- Displaced Moving Average (DMA): DMA is usually applied to MAs for further analysis purposes. By shifting the MA line to the left or right, it helps in observing shifts in trends, comparing historical and current market situations, or examining how the displaced MA intersects with other technical indicators.
In summary, while regular moving averages give the basic average of a set time period to identify trends, displaced moving averages provide additional flexibility by shifting the MA line and offer an enhanced perspective for analysis.
How to use moving averages to filter out noise from price fluctuations?
To use moving averages to filter out noise from price fluctuations, follow these steps:
- Determine the time period: Decide on the specific time period you want to analyze. For short-term noise removal, use a smaller time frame, such as a few days or weeks. For long-term noise removal, use a larger time frame, such as several months or years.
- Choose the type of moving average: There are different types of moving averages, such as simple moving average (SMA), exponential moving average (EMA), and weighted moving average (WMA). SMA gives equal weight to all data points, while EMA and WMA give more weight to recent data points. Select the one that suits your analysis needs.
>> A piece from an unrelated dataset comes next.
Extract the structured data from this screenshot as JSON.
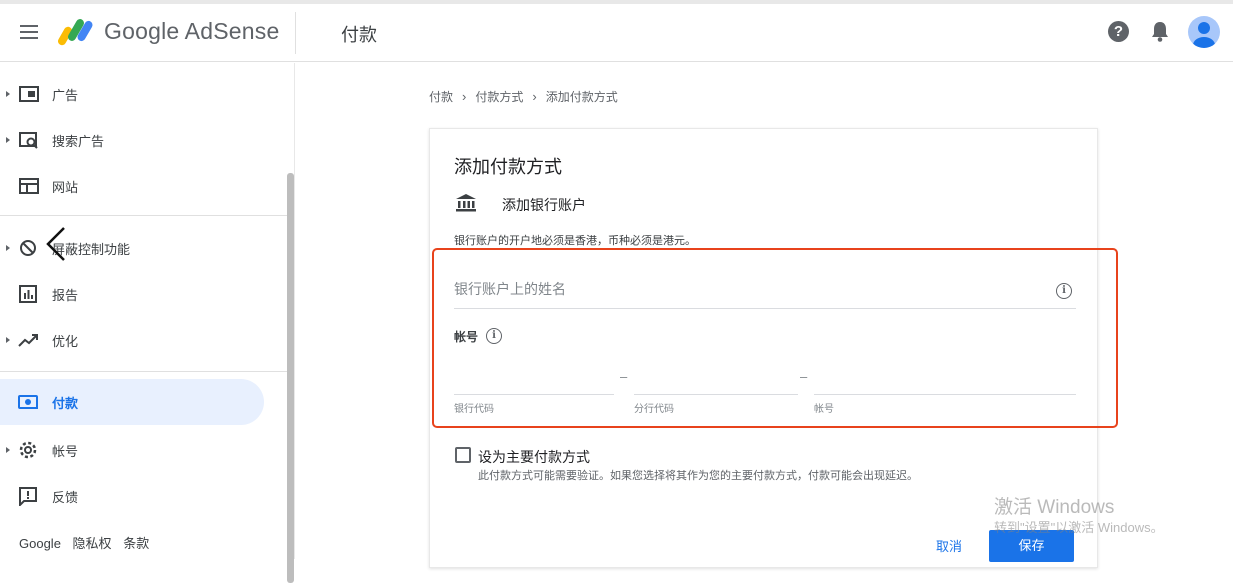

- Calculate the moving average: Calculate the moving average by adding up the closing prices of an asset over the specified time period and dividing by the number of data points. For example, a 10-day SMA would involve adding the closing prices of the last 10 days and dividing by 10.
- Plot the moving average: Plot the calculated moving average on a price chart along with the actual prices. This will help visualize the trend and smooth out the noise by filtering out short-term fluctuations.
- Analyze the cross-overs: Look for cross-overs between different moving averages. For instance, when a shorter-term moving average (e.g., a 10-day SMA) crosses above a longer-term moving average (e.g., a 50-day SMA), it indicates a bullish signal. Conversely, when the shorter-term moving average crosses below the longer-term moving average, it indicates a bearish signal.
- Validate the signals: While moving averages can filter out noise to a certain extent, they may not always accurately identify significant price trends or reversals. Therefore, it is crucial to use additional technical indicators or fundamental analysis to confirm the signals generated by moving averages.
- Adjust the time period: If the moving average is not effectively filtering out noise or capturing the desired trend, consider adjusting the time period. Experiment with different values until you find a moving average that fits your analysis requirements effectively.
Remember that moving averages are just one tool among many in technical analysis. They can help identify trends, but they should not be solely relied upon for making trading decisions.
How to calculate exponential moving averages using different smoothing factors?
To calculate exponential moving averages (EMA) using different smoothing factors (alpha value), follow these steps:
- Start with a given set of data points and determine the first value in the series as the initial EMA.
- Select an alpha value, which represents the smoothing factor. The alpha value should be between 0 and 1. A smaller alpha value will give more weight to recent data, while a larger alpha value will give more weight to older data.
- Calculate the EMA for the second data point using the following formula: EMA = (Current data point * Alpha) + (Previous EMA * (1 - Alpha))
- Repeat step 3 for each subsequent data point, using the previous EMA as the input for the next calculation.
Here is an example to calculate the EMA using an alpha value of 0.2:
Data points: 10, 15, 12, 19, 18, 20
Initial EMA: 10
EMA for the second data point: EMA2 = (15 * 0.2) + (10 * (1 - 0.2)) = 3 + 8 = 11
EMA for the third data point: EMA3 = (12 * 0.2) + (11 * (1 - 0.2)) = 2.4 + 8.8 = 11.2
And so on...
Repeat the above steps for each data point to calculate the EMA using the desired alpha value.